If you want to see a blatant piece of ego massaging propaganda, might I recommend this instead. On the plus side, there are rumours that Ben Afleck and Mat Damon are planning to make a movie of the book House of Deceit about the recent FIFA scandal. Perhaps they can get Tim Roth to reprise his role?

Trump, you’re fired!
Donald Trump :crazy:, professional buffoon and ego manic, has announced his candidacy for the US president. A gift of comic gold dust to US late night comedians. For Trump is known for his habit of suffering from a condition known as “diarrhoea of the mouth”

He has also shown an inability to understand the concept of irony or get a joke, as his recent spat with Bill Maher demonstrates, or indeed his various spat’s with John Steward of the Daily Show. Of course any politician who can’t handle a few comedians is sort of screwed. After all, how does he plan on handling an interview with a serious journalist or a debate with someone like Hilary Clinton?

However in amongst the various comments he’s made since declaring, were a number of racist ones about Mexicans, something which has led to NBC firing him from his own show. Mexican TV have also pulled his shows and even Macy’s has cut its ties with him.

Trump’s problem is that he’s basically a spoiled little rich kid who has lived his life in a little yes man bubble where nobody around him dares to question him. Hence he doesn’t realise how bad what he’s saying sounds to anyone how lives in the real world. I mean even Glenn Beck, a man famous for suffering from Nazi Tourettes, has come out and called Trump crazy.

Battle flag of the racists
And speaking of racists we have the controversy over the Confederate battle flag in the US. After the Charleston killer was seen posing with it, there were calls for the flag to be removed from public buildings. A problem, because inexplicably it still hangs in front of the state capital of South Carolina and its incorporated into the state flag of Mississippi.

Now some will defend the flag and say it means different things. However as John Steward puts it, this is like neo-nazi’s waving swastika’s about and claiming that it means support for Germany’s tough anti-smoking policy. The problem is that the confederate flag has long been a symbol of racists and white supremacists in the US. And it is forever tainted with the legacy of slavery. Now if they people defending it were black or liberals, okay maybe we could believe its defenders, but unfortunately they are almost universally white, conservative, right wingers.

Backing down on climate
The Pope’s letter on climate change released a few weeks ago, which was basically one step removed from a papal bull, has put Republicans in a bit of a pickle.

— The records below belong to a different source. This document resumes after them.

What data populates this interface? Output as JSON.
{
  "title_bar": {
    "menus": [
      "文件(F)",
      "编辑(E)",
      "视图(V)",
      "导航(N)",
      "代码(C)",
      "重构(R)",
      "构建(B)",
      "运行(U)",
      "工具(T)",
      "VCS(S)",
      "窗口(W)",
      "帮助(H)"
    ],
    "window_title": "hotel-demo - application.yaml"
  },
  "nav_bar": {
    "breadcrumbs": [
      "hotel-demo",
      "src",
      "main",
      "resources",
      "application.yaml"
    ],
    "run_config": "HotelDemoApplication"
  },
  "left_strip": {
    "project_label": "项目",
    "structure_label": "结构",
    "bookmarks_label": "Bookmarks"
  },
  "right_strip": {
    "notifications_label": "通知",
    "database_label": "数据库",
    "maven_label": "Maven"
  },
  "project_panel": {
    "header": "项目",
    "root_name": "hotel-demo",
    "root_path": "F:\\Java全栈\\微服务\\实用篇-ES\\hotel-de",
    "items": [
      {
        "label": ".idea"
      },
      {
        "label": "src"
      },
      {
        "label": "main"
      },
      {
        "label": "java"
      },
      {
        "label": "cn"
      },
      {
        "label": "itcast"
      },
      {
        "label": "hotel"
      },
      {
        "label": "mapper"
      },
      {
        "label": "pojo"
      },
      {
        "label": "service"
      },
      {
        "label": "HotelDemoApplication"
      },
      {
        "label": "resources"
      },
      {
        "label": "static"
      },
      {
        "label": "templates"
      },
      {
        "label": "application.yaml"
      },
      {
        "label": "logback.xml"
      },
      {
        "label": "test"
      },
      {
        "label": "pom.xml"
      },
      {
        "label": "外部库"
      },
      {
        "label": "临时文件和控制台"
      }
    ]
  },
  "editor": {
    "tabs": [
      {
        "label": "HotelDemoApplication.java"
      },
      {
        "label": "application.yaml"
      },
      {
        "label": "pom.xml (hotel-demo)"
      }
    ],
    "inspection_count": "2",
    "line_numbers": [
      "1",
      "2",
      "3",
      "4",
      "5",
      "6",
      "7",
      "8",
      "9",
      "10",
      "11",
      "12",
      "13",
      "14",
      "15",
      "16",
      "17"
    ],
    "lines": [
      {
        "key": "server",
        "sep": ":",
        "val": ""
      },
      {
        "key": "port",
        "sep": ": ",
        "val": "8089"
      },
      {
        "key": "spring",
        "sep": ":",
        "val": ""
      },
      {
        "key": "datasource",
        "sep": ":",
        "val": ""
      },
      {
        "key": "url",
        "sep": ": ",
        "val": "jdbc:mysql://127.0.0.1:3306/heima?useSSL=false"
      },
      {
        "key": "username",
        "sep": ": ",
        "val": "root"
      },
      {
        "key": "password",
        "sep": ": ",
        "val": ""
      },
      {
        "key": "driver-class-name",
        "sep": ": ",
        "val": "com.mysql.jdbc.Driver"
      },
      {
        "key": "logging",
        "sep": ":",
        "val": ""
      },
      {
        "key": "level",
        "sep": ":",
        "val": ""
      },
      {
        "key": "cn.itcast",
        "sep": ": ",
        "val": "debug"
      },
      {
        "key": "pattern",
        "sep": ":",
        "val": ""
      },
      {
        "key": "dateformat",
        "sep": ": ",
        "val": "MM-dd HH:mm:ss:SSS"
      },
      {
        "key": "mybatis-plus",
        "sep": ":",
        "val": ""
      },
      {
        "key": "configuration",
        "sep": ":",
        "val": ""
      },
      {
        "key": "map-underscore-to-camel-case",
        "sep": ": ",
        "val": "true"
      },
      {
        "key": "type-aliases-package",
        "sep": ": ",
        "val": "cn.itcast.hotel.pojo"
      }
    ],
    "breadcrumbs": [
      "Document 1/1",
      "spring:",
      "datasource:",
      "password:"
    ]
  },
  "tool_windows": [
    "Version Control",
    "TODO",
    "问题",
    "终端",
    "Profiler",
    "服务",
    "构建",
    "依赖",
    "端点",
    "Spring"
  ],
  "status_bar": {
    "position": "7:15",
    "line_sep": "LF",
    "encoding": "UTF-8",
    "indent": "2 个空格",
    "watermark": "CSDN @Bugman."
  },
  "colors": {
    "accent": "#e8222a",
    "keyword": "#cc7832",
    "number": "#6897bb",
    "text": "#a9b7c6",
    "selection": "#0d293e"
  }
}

Basically, they can’t bring up climate change denial now, without running the risk of being ambushed by journalists with the line “the pope say’s its happening and its a sin, do you plan on going to hell?”. This is a particular problem for catholic candidates, particularly given their previous positions on issues such as gay marriage and stem cell research.

Traditionally, Republicans have campaigned on the four G’s. God, Guns, Gay’s and Global warming denial. Now they don’t dare mention the first or last G, as that raises the risk of them being ambushed with the other. So this means they’ll probably be focusing more on the two middle G’s from now on…..

Taking it back
….On which point we finish with the story of a US pastor (I’ll let you guess which church) who wants to take back the word “gay” and restore its original meaning.

I happen to agree with this one. I mean “gay” is a crucial word in the English language and we need it. Now thanks to the LGBT lot you can’t read aloud a William Worthsworth poem without someone sniggering at the thought of “feeling gay”.

So yes, let’s restore this word’s original meaning. Hence why I’ll be referring to all US Baptists and Tea party members as gay #babptistsaregay #teapartyaregay :))

Of course we need someone in the UK to front this campaign. So what about Farage? He’s always hanging out in pubs with a big gay grin on him? Maybe he can do it? #farageisgay ;D

Think it will work?